(iii) Decant the medium from the required number of 24-well plates of each cell line, and inoculate four replicate wells per cell line with .10 ml per well of each processed sample. When all wells have been inoculated, tilt plates to spread the inocula evenly. Incubate inoculated plates for 1 hour at 15 °C. for sample contact. After the 1 hour contact add cell culture medium. Medium shall be buffered or cells incubated so that a pH between 7.4 and 7.8 is maintained. All cell culture assays shall be incubated, without overlays, at 15 °C. for 21 days.
(4) Virus identification by serological methods. All cell cultures showing cytopathic effects (CPE) must be sub-cultured onto fresh cell cultures. If CPE is observed, determine the presence and identity the virus by serum neutralization, dot blot, enzyme-linked immunosorbent assay, or other equivalent serological technique.
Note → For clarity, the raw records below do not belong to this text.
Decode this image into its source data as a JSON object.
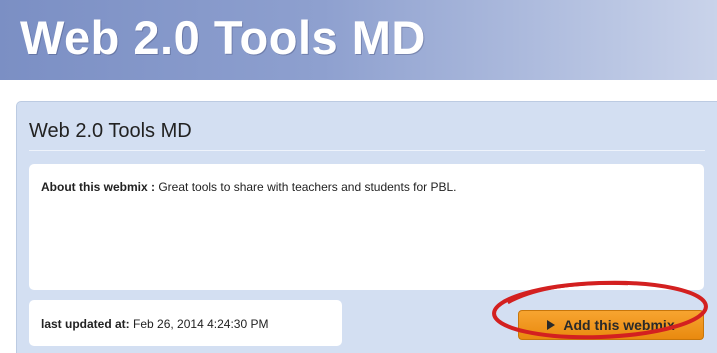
{
  "banner": {
    "title": "Web 2.0 Tools MD"
  },
  "panel": {
    "title": "Web 2.0 Tools MD",
    "about": {
      "label": "About this webmix :",
      "text": "Great tools to share with teachers and students for PBL."
    },
    "updated": {
      "label": "last updated at:",
      "value": "Feb 26, 2014 4:24:30 PM"
    },
    "add_button": {
      "label": "Add this webmix",
      "icon": "play-icon"
    }
  },
  "colors": {
    "banner": "#8ea0cf",
    "panel_bg": "#d3dff2",
    "button": "#f29a1e",
    "annotation": "#d32020"
  }
}
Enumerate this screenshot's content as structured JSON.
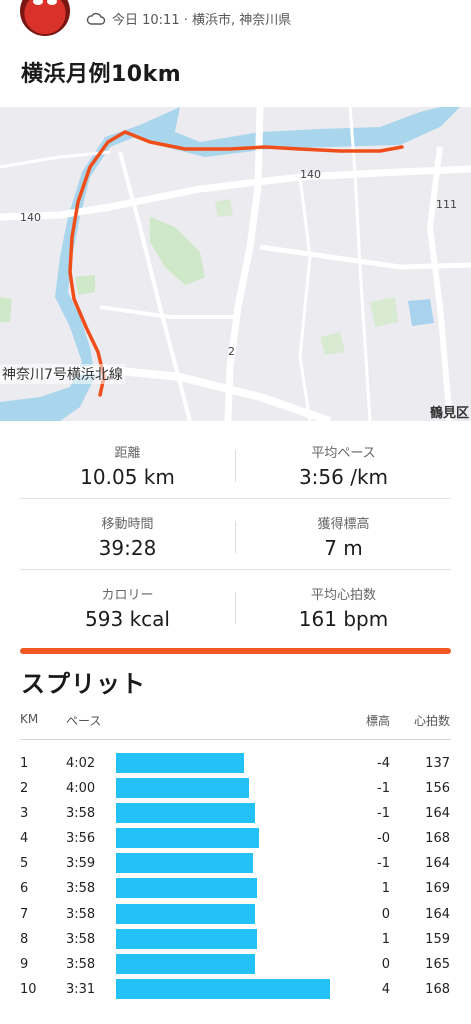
{
  "header": {
    "meta_text": "今日 10:11 · 横浜市, 神奈川県",
    "weather_icon": "cloud-icon"
  },
  "activity": {
    "title": "横浜月例10km"
  },
  "map": {
    "road_labels": [
      "140",
      "140",
      "111",
      "2"
    ],
    "highway_label": "神奈川7号横浜北線",
    "ward_label": "鶴見区",
    "route_color": "#ef4e1b"
  },
  "stats": {
    "distance": {
      "label": "距離",
      "value": "10.05 km"
    },
    "avg_pace": {
      "label": "平均ペース",
      "value": "3:56 /km"
    },
    "moving_time": {
      "label": "移動時間",
      "value": "39:28"
    },
    "elevation_gain": {
      "label": "獲得標高",
      "value": "7 m"
    },
    "calories": {
      "label": "カロリー",
      "value": "593 kcal"
    },
    "avg_hr": {
      "label": "平均心拍数",
      "value": "161 bpm"
    }
  },
  "splits": {
    "title": "スプリット",
    "headers": {
      "km": "KM",
      "pace": "ペース",
      "elevation": "標高",
      "heart_rate": "心拍数"
    },
    "bar_color": "#23c1f6",
    "accent_color": "#f05a22",
    "rows": [
      {
        "km": "1",
        "pace": "4:02",
        "speed": 0.6,
        "elevation": "-4",
        "heart_rate": "137"
      },
      {
        "km": "2",
        "pace": "4:00",
        "speed": 0.62,
        "elevation": "-1",
        "heart_rate": "156"
      },
      {
        "km": "3",
        "pace": "3:58",
        "speed": 0.65,
        "elevation": "-1",
        "heart_rate": "164"
      },
      {
        "km": "4",
        "pace": "3:56",
        "speed": 0.67,
        "elevation": "-0",
        "heart_rate": "168"
      },
      {
        "km": "5",
        "pace": "3:59",
        "speed": 0.64,
        "elevation": "-1",
        "heart_rate": "164"
      },
      {
        "km": "6",
        "pace": "3:58",
        "speed": 0.66,
        "elevation": "1",
        "heart_rate": "169"
      },
      {
        "km": "7",
        "pace": "3:58",
        "speed": 0.65,
        "elevation": "0",
        "heart_rate": "164"
      },
      {
        "km": "8",
        "pace": "3:58",
        "speed": 0.66,
        "elevation": "1",
        "heart_rate": "159"
      },
      {
        "km": "9",
        "pace": "3:58",
        "speed": 0.65,
        "elevation": "0",
        "heart_rate": "165"
      },
      {
        "km": "10",
        "pace": "3:31",
        "speed": 1.0,
        "elevation": "4",
        "heart_rate": "168"
      }
    ]
  }
}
(f) Information concerning the importation requirements of this section and application requirements for designation as a certifying official for purposes of this section may be obtained by contacting the Division of Fish and Aquatic Conservation Programs at the address provided at 50 CFR 2.1(b) or by telephone at 703-358-1878.
(g) The information collection requirements contained in this part have been approved by the Office of Management and Budget under 44 U.S.C. 3501 et seq. and assigned clearance number 1018-0078. The information is being collected to inform U.S. Customs and USFWS inspectors of the contents, origin, routing, and destination of fish and eggs shipments and to certify that the fish lots were inspected for listed pathogens. The information will be used to protect the health of the fishery resource. Response is required to obtain a benefit.